Look over the lines below. Report each one that includes the string "template".
START EXERCISE INPUT
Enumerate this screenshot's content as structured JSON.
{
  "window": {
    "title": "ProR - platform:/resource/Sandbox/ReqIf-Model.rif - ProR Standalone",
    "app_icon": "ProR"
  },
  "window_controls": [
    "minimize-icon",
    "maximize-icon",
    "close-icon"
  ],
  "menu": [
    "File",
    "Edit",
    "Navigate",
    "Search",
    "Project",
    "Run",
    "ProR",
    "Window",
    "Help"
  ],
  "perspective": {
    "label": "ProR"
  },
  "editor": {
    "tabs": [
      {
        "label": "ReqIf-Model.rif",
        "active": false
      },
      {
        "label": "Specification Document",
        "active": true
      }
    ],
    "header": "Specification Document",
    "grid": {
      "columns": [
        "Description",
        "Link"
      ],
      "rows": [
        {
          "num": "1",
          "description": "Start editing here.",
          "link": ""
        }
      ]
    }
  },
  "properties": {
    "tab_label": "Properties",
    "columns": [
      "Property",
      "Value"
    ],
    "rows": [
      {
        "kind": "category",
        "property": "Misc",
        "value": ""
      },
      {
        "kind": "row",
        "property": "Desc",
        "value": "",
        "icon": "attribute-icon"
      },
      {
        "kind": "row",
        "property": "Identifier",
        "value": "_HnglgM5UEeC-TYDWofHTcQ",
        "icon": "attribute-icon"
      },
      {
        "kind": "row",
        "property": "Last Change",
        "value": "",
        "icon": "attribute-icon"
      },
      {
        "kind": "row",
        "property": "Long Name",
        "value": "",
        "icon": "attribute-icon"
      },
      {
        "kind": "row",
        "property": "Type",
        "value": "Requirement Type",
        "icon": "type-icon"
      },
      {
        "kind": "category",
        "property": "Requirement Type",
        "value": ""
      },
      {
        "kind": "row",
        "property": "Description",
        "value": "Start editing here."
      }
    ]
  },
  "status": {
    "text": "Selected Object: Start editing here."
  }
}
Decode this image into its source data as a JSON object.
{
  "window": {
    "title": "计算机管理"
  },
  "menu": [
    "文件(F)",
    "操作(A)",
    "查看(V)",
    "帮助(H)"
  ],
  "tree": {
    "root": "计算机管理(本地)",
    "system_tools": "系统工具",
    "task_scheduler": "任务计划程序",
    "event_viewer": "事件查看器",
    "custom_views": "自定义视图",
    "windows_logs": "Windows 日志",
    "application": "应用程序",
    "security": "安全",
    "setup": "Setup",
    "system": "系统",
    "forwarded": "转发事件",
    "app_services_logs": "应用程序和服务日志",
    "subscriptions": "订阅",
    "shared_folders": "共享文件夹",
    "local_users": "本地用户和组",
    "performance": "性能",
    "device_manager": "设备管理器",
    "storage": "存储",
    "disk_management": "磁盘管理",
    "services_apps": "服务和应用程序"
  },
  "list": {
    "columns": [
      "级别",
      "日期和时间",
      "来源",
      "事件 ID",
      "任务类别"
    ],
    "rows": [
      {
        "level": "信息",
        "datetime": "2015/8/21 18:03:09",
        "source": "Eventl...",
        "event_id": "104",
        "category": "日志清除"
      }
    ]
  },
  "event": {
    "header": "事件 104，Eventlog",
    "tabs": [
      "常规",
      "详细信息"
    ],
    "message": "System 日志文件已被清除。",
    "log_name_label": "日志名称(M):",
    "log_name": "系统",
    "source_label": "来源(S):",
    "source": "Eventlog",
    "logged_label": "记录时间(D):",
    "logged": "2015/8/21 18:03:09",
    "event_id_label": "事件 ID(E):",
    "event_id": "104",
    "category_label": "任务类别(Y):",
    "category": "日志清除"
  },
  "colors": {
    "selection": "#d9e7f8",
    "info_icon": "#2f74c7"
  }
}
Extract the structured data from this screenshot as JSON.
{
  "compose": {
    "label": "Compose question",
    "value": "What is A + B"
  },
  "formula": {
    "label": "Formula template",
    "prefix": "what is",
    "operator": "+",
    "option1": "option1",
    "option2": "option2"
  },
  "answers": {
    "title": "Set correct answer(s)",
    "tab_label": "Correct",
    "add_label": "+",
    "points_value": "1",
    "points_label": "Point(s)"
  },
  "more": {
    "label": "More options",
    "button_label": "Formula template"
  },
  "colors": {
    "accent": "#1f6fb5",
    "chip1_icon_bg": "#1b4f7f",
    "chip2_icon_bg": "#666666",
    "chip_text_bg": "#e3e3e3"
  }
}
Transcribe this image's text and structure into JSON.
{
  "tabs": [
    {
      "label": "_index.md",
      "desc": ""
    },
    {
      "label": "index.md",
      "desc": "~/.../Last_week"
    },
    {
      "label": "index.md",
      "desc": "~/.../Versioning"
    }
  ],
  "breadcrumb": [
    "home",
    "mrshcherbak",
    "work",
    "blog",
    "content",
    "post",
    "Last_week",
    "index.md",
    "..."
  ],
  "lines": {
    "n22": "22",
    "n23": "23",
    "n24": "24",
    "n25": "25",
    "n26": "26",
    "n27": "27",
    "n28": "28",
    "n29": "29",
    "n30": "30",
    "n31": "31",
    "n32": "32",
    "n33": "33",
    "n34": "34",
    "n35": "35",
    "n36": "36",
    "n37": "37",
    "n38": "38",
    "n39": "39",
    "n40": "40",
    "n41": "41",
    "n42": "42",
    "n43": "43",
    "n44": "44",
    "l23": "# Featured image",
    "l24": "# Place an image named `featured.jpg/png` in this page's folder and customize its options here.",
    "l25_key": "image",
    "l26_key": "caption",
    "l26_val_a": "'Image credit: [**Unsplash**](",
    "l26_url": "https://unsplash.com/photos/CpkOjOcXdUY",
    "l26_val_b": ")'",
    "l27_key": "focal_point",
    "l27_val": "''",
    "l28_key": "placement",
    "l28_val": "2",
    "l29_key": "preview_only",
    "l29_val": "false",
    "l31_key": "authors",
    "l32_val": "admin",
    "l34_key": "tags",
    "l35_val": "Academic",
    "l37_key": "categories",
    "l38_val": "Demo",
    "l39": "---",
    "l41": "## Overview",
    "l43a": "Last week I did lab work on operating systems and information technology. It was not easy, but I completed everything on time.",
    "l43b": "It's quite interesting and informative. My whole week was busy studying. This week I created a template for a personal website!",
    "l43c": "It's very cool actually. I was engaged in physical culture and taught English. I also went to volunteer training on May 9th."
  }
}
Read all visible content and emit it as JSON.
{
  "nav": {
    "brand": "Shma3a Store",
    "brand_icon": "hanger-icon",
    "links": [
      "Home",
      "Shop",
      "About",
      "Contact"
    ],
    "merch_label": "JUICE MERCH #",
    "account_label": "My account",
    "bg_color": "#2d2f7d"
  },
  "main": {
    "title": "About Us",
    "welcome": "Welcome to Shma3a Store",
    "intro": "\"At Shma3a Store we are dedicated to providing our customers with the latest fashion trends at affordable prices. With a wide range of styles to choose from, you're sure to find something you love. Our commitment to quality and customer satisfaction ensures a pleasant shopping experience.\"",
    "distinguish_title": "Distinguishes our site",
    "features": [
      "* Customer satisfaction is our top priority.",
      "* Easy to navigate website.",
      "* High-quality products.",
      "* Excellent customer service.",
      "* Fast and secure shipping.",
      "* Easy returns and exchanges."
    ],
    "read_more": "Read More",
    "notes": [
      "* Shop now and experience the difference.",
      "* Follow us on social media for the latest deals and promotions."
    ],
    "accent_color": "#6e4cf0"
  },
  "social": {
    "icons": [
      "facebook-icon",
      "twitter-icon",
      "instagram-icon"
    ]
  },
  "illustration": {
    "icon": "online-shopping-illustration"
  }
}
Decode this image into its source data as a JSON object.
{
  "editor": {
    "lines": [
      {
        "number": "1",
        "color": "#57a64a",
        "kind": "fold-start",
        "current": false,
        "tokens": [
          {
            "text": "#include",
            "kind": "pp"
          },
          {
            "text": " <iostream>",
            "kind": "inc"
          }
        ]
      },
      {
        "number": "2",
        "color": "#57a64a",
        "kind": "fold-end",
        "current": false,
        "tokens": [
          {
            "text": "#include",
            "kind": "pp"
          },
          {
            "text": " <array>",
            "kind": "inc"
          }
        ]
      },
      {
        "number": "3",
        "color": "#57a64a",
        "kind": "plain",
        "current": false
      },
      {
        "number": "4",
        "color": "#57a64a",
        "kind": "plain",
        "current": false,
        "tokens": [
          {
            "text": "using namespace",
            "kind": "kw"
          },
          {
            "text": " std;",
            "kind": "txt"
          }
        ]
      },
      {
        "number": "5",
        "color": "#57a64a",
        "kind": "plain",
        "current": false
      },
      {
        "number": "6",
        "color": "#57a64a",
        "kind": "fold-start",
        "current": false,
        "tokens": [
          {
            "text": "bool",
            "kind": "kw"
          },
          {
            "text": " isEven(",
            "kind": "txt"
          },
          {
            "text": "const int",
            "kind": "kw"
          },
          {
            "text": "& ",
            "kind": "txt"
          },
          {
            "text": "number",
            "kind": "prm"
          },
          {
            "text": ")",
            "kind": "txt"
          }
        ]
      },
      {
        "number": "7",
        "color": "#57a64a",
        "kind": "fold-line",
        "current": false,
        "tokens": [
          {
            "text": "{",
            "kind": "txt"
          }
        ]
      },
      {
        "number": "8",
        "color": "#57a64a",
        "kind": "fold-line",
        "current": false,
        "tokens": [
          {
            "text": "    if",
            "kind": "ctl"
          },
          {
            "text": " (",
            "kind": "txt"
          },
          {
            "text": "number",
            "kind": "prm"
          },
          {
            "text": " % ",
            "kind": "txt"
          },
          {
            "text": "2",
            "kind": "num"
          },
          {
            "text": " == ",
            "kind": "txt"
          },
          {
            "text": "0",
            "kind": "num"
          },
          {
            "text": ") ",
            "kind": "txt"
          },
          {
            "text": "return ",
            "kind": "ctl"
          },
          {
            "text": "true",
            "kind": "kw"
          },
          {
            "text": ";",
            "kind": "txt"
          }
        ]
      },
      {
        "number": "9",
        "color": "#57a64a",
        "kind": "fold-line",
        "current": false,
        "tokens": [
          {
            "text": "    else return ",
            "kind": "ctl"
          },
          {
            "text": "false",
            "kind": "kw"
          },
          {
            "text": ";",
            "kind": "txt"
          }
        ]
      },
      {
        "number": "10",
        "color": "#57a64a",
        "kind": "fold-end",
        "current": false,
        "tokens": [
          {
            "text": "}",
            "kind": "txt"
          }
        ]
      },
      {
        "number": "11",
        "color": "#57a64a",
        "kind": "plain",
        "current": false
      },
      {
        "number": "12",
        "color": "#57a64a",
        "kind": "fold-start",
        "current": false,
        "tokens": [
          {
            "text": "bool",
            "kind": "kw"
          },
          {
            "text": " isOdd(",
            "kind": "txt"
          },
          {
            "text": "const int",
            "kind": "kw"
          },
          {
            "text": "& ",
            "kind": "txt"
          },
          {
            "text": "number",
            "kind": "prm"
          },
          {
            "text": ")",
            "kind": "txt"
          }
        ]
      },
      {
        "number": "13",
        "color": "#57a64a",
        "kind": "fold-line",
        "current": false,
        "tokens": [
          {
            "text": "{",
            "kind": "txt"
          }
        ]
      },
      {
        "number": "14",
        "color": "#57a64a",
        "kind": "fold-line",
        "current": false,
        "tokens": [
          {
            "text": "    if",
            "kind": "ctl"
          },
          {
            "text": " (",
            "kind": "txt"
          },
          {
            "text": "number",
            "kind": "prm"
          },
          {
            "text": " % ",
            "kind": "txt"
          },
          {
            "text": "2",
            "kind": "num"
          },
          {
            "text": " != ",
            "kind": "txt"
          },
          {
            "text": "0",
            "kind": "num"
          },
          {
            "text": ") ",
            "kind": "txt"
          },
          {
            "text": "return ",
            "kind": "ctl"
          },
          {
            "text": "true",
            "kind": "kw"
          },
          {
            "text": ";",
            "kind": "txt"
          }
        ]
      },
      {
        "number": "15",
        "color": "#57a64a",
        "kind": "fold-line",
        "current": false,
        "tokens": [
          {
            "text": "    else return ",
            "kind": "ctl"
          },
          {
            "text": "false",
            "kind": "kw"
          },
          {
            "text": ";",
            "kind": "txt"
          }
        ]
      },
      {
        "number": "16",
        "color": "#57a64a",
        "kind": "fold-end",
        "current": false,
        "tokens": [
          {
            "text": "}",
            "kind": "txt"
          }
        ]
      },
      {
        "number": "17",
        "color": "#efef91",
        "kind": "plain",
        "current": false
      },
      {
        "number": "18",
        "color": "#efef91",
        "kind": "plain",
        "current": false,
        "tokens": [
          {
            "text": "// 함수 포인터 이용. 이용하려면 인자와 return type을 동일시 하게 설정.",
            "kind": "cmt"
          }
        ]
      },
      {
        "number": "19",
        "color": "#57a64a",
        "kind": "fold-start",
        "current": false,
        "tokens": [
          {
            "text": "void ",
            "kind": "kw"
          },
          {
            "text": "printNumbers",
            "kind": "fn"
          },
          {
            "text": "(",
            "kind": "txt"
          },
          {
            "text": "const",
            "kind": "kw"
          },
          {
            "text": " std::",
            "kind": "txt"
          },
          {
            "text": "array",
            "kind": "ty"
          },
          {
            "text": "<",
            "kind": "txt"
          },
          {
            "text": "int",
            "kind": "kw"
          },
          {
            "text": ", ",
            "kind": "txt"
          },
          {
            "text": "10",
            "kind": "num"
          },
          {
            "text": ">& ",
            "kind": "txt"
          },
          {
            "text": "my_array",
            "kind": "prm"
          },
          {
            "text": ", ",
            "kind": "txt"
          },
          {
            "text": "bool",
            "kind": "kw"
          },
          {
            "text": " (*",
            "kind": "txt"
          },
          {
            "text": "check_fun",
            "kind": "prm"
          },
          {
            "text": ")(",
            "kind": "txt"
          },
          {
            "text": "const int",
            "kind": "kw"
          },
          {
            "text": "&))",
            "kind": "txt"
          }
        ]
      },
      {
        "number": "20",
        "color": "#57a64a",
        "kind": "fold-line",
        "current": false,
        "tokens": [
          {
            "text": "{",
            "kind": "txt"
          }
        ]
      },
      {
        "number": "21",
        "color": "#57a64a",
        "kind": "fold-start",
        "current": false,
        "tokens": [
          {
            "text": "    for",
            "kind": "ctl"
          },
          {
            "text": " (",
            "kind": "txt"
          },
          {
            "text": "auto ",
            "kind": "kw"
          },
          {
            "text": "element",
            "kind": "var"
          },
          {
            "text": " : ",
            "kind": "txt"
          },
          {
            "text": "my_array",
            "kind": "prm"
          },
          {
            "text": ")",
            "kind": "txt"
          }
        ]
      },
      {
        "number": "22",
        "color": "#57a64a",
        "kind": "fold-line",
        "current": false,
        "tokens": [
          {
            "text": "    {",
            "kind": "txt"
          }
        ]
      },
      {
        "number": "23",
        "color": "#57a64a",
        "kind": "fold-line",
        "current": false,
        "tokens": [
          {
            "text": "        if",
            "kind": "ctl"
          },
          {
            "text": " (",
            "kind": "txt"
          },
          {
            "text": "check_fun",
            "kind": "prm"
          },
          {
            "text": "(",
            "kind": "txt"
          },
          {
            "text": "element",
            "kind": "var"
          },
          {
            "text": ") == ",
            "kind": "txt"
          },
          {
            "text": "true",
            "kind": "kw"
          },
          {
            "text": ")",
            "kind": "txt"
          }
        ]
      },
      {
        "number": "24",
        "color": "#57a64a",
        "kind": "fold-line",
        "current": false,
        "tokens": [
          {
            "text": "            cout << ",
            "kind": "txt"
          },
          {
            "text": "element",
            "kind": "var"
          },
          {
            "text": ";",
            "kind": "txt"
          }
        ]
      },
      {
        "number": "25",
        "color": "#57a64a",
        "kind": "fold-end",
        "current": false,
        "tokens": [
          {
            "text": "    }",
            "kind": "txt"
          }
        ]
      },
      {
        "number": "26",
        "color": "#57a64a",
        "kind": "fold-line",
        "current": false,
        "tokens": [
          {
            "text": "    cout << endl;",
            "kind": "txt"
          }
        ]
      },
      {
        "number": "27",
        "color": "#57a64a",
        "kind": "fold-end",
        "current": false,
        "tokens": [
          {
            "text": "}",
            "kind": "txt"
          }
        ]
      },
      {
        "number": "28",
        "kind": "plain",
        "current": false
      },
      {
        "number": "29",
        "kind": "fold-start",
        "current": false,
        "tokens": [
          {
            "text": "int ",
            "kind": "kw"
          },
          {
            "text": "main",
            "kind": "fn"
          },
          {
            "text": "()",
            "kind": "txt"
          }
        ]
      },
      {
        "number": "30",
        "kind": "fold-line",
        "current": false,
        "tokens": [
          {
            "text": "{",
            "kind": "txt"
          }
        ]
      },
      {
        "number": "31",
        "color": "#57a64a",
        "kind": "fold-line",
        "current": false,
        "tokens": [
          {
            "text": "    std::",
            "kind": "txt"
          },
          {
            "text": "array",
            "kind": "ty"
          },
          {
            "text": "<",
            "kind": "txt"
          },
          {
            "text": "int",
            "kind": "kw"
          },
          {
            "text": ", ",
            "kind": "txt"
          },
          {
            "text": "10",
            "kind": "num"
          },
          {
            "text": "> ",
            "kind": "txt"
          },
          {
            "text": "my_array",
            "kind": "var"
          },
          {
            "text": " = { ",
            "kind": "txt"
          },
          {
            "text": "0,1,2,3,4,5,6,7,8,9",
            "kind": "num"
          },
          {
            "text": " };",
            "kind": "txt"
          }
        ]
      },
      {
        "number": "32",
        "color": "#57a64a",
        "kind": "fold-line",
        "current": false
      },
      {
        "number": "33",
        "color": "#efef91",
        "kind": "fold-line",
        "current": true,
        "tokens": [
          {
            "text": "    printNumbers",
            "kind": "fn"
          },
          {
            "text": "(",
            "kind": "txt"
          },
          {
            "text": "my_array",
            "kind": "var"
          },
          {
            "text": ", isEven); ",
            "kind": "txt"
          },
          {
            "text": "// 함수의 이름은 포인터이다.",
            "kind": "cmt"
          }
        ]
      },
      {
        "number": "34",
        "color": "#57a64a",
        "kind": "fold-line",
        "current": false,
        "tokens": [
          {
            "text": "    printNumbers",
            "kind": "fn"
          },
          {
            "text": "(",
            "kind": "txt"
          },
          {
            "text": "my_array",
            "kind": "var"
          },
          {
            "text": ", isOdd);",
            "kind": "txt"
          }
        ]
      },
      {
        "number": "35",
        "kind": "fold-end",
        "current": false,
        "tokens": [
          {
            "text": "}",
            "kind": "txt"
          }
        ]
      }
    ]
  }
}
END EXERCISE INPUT
* **ANSWER BELOW**
    "label": "Formula template",
    "button_label": "Formula template"
    "l43b": "It's quite interesting and informative. My whole week was busy studying. This week I created a template for a personal website!",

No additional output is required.